### What you are asked to do:
Which of the lines in the data mention the string "dictionaryapi"? List them all.

[[ Source data, beginning ]]

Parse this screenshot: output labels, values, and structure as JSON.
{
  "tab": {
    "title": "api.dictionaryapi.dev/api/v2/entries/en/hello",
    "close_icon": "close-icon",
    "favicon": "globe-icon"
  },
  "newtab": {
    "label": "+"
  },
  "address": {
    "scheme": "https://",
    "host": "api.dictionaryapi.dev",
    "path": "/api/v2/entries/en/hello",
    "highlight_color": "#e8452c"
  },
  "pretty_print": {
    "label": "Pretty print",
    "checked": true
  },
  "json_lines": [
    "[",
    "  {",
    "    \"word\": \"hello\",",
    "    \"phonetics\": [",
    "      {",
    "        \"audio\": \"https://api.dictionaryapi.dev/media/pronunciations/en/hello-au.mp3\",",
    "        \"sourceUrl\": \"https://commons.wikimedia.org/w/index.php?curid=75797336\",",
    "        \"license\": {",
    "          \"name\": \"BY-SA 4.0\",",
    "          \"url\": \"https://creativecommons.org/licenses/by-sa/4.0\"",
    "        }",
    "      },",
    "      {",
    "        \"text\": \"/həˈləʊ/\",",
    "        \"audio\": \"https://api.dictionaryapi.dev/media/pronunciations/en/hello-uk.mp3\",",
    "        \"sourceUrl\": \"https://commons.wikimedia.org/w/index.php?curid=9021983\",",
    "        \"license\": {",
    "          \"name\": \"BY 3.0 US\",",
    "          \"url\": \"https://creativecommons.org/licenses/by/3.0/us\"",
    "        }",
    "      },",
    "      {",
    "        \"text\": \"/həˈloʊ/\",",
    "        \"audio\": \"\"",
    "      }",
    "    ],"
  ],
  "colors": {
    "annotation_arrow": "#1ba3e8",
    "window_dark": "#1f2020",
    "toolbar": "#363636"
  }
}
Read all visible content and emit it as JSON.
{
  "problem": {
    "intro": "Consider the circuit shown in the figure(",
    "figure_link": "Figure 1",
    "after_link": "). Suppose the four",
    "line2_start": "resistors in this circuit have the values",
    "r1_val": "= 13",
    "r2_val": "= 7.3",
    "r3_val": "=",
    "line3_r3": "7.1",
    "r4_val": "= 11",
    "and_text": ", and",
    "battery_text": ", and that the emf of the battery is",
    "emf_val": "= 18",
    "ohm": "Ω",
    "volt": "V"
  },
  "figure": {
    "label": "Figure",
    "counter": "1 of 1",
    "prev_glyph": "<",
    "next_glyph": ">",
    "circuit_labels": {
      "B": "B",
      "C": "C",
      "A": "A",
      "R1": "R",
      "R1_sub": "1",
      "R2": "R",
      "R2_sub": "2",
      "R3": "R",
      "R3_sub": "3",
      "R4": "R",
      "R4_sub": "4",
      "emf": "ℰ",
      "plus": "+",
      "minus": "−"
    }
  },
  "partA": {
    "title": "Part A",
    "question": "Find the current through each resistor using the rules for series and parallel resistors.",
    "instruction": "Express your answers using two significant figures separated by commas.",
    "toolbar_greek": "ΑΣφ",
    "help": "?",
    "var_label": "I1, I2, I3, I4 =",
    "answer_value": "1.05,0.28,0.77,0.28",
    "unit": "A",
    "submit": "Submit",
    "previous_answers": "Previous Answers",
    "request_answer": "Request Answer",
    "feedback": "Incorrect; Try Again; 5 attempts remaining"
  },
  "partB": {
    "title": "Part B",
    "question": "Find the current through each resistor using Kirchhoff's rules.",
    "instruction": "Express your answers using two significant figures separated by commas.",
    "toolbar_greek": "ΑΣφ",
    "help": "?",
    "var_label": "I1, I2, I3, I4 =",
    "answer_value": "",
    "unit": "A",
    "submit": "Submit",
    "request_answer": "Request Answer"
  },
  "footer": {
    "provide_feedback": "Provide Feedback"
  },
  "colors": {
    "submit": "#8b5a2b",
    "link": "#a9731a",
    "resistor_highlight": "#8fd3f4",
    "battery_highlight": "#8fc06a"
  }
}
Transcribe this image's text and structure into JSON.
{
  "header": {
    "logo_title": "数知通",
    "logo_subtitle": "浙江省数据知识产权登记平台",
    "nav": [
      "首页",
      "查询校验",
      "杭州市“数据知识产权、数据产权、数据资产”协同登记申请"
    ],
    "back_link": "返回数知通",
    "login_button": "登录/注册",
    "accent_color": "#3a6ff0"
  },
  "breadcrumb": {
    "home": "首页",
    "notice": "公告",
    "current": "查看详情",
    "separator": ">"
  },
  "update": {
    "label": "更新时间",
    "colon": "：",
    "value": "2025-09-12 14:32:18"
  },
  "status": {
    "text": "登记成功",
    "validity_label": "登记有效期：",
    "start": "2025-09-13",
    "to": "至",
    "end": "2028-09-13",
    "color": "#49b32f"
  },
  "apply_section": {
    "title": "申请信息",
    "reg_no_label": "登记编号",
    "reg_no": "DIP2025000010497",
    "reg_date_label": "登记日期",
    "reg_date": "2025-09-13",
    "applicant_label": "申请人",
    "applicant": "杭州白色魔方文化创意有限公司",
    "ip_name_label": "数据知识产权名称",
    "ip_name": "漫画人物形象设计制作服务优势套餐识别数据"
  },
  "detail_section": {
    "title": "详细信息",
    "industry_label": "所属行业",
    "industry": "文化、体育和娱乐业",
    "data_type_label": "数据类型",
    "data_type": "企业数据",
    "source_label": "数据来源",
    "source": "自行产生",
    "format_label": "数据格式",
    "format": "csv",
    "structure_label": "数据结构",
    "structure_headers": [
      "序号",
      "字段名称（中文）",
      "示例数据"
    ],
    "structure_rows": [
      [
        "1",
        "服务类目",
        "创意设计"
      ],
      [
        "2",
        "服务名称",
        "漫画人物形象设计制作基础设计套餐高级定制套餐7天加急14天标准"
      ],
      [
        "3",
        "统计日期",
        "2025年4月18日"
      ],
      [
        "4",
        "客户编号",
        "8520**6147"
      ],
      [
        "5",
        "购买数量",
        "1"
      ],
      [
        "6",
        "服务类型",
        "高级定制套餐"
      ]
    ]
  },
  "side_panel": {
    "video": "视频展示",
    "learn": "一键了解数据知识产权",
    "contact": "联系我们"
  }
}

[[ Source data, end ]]

### Solution:
    "title": "api.dictionaryapi.dev/api/v2/entries/en/hello",
    "host": "api.dictionaryapi.dev",
    "        \"audio\": \"https://api.dictionaryapi.dev/media/pronunciations/en/hello-au.mp3\",",
    "        \"audio\": \"https://api.dictionaryapi.dev/media/pronunciations/en/hello-uk.mp3\",",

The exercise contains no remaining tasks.